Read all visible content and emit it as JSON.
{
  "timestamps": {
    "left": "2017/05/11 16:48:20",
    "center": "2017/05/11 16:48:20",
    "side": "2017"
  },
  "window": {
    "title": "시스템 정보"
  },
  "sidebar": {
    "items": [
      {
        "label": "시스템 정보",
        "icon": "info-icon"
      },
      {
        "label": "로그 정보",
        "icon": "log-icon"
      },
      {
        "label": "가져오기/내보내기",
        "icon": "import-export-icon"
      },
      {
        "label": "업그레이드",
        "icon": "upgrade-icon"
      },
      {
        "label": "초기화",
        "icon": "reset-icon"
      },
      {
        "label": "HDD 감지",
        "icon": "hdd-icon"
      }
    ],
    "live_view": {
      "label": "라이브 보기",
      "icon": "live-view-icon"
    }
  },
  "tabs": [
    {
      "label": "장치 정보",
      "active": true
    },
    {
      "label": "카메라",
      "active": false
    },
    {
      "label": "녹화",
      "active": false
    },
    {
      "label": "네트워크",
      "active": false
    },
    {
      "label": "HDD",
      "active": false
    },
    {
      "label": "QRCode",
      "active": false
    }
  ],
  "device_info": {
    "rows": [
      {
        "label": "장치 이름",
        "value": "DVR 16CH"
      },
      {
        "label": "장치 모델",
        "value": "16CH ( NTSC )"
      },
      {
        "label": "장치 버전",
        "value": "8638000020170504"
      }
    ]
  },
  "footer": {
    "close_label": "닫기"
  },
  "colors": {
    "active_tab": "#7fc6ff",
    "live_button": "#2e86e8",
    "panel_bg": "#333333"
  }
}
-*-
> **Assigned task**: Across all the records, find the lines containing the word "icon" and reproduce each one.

> **Answer to this problem**:
        "icon": "info-icon"
        "icon": "log-icon"
        "icon": "import-export-icon"
        "icon": "upgrade-icon"
        "icon": "reset-icon"
        "icon": "hdd-icon"
      "icon": "live-view-icon"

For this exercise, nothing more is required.